BEGIN Records to process

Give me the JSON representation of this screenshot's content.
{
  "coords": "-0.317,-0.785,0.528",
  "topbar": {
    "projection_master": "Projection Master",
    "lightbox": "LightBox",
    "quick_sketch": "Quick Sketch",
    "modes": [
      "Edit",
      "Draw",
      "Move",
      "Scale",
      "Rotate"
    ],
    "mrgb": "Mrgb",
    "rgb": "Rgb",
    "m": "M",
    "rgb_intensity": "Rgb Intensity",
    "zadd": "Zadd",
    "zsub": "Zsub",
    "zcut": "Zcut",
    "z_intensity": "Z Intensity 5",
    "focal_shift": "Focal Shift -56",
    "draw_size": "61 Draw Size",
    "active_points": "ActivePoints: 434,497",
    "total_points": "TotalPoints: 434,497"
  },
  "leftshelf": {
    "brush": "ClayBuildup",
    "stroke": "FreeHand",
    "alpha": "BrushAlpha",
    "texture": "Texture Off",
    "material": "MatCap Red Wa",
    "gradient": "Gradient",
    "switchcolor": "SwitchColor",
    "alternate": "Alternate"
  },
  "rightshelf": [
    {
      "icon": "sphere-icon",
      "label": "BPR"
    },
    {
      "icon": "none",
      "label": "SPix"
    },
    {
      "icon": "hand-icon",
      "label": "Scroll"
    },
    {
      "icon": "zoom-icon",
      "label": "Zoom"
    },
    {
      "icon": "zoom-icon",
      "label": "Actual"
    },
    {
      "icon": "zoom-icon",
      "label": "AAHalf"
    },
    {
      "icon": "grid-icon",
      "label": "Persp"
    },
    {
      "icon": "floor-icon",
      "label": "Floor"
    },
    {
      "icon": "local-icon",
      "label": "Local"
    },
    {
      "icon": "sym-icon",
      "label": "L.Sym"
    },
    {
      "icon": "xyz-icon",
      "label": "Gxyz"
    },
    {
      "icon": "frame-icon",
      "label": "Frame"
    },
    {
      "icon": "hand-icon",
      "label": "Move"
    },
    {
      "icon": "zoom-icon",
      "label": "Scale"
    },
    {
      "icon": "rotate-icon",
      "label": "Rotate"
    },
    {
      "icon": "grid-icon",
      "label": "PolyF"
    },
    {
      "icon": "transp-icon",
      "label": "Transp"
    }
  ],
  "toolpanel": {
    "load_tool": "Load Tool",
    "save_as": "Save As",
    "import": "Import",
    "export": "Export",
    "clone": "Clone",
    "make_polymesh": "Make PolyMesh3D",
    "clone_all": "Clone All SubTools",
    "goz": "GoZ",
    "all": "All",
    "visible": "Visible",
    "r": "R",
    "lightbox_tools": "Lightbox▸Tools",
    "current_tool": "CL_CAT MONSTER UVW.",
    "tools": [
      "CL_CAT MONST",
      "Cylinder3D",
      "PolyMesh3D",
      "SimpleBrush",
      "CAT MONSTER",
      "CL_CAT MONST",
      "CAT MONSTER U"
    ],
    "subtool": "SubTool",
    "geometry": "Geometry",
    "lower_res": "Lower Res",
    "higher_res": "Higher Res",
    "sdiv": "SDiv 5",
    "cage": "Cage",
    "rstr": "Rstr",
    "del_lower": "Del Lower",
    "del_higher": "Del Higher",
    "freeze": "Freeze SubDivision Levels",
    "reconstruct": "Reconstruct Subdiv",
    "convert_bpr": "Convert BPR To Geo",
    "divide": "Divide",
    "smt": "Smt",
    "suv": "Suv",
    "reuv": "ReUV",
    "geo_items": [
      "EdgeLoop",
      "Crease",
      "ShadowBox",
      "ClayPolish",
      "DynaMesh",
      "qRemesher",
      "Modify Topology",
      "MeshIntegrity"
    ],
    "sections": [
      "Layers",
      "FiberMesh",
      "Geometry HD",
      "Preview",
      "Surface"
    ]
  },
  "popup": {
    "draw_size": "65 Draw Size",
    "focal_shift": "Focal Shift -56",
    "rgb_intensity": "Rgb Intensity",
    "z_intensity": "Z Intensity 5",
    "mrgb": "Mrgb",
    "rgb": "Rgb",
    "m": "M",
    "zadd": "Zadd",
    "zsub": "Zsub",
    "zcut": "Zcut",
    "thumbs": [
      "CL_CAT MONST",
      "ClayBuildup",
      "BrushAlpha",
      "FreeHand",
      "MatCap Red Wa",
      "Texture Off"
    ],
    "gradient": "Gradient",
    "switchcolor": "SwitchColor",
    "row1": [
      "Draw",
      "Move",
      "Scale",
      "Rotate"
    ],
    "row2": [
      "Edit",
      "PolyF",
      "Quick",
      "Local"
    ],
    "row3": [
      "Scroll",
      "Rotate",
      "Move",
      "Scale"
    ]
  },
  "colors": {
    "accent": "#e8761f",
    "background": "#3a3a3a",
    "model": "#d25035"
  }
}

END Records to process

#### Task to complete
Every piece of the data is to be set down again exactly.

#### Answer for this exercise
Give me the JSON representation of this screenshot's content.
{
  "coords": "-0.317,-0.785,0.528",
  "topbar": {
    "projection_master": "Projection Master",
    "lightbox": "LightBox",
    "quick_sketch": "Quick Sketch",
    "modes": [
      "Edit",
      "Draw",
      "Move",
      "Scale",
      "Rotate"
    ],
    "mrgb": "Mrgb",
    "rgb": "Rgb",
    "m": "M",
    "rgb_intensity": "Rgb Intensity",
    "zadd": "Zadd",
    "zsub": "Zsub",
    "zcut": "Zcut",
    "z_intensity": "Z Intensity 5",
    "focal_shift": "Focal Shift -56",
    "draw_size": "61 Draw Size",
    "active_points": "ActivePoints: 434,497",
    "total_points": "TotalPoints: 434,497"
  },
  "leftshelf": {
    "brush": "ClayBuildup",
    "stroke": "FreeHand",
    "alpha": "BrushAlpha",
    "texture": "Texture Off",
    "material": "MatCap Red Wa",
    "gradient": "Gradient",
    "switchcolor": "SwitchColor",
    "alternate": "Alternate"
  },
  "rightshelf": [
    {
      "icon": "sphere-icon",
      "label": "BPR"
    },
    {
      "icon": "none",
      "label": "SPix"
    },
    {
      "icon": "hand-icon",
      "label": "Scroll"
    },
    {
      "icon": "zoom-icon",
      "label": "Zoom"
    },
    {
      "icon": "zoom-icon",
      "label": "Actual"
    },
    {
      "icon": "zoom-icon",
      "label": "AAHalf"
    },
    {
      "icon": "grid-icon",
      "label": "Persp"
    },
    {
      "icon": "floor-icon",
      "label": "Floor"
    },
    {
      "icon": "local-icon",
      "label": "Local"
    },
    {
      "icon": "sym-icon",
      "label": "L.Sym"
    },
    {
      "icon": "xyz-icon",
      "label": "Gxyz"
    },
    {
      "icon": "frame-icon",
      "label": "Frame"
    },
    {
      "icon": "hand-icon",
      "label": "Move"
    },
    {
      "icon": "zoom-icon",
      "label": "Scale"
    },
    {
      "icon": "rotate-icon",
      "label": "Rotate"
    },
    {
      "icon": "grid-icon",
      "label": "PolyF"
    },
    {
      "icon": "transp-icon",
      "label": "Transp"
    }
  ],
  "toolpanel": {
    "load_tool": "Load Tool",
    "save_as": "Save As",
    "import": "Import",
    "export": "Export",
    "clone": "Clone",
    "make_polymesh": "Make PolyMesh3D",
    "clone_all": "Clone All SubTools",
    "goz": "GoZ",
    "all": "All",
    "visible": "Visible",
    "r": "R",
    "lightbox_tools": "Lightbox▸Tools",
    "current_tool": "CL_CAT MONSTER UVW.",
    "tools": [
      "CL_CAT MONST",
      "Cylinder3D",
      "PolyMesh3D",
      "SimpleBrush",
      "CAT MONSTER",
      "CL_CAT MONST",
      "CAT MONSTER U"
    ],
    "subtool": "SubTool",
    "geometry": "Geometry",
    "lower_res": "Lower Res",
    "higher_res": "Higher Res",
    "sdiv": "SDiv 5",
    "cage": "Cage",
    "rstr": "Rstr",
    "del_lower": "Del Lower",
    "del_higher": "Del Higher",
    "freeze": "Freeze SubDivision Levels",
    "reconstruct": "Reconstruct Subdiv",
    "convert_bpr": "Convert BPR To Geo",
    "divide": "Divide",
    "smt": "Smt",
    "suv": "Suv",
    "reuv": "ReUV",
    "geo_items": [
      "EdgeLoop",
      "Crease",
      "ShadowBox",
      "ClayPolish",
      "DynaMesh",
      "qRemesher",
      "Modify Topology",
      "MeshIntegrity"
    ],
    "sections": [
      "Layers",
      "FiberMesh",
      "Geometry HD",
      "Preview",
      "Surface"
    ]
  },
  "popup": {
    "draw_size": "65 Draw Size",
    "focal_shift": "Focal Shift -56",
    "rgb_intensity": "Rgb Intensity",
    "z_intensity": "Z Intensity 5",
    "mrgb": "Mrgb",
    "rgb": "Rgb",
    "m": "M",
    "zadd": "Zadd",
    "zsub": "Zsub",
    "zcut": "Zcut",
    "thumbs": [
      "CL_CAT MONST",
      "ClayBuildup",
      "BrushAlpha",
      "FreeHand",
      "MatCap Red Wa",
      "Texture Off"
    ],
    "gradient": "Gradient",
    "switchcolor": "SwitchColor",
    "row1": [
      "Draw",
      "Move",
      "Scale",
      "Rotate"
    ],
    "row2": [
      "Edit",
      "PolyF",
      "Quick",
      "Local"
    ],
    "row3": [
      "Scroll",
      "Rotate",
      "Move",
      "Scale"
    ]
  },
  "colors": {
    "accent": "#e8761f",
    "background": "#3a3a3a",
    "model": "#d25035"
  }
}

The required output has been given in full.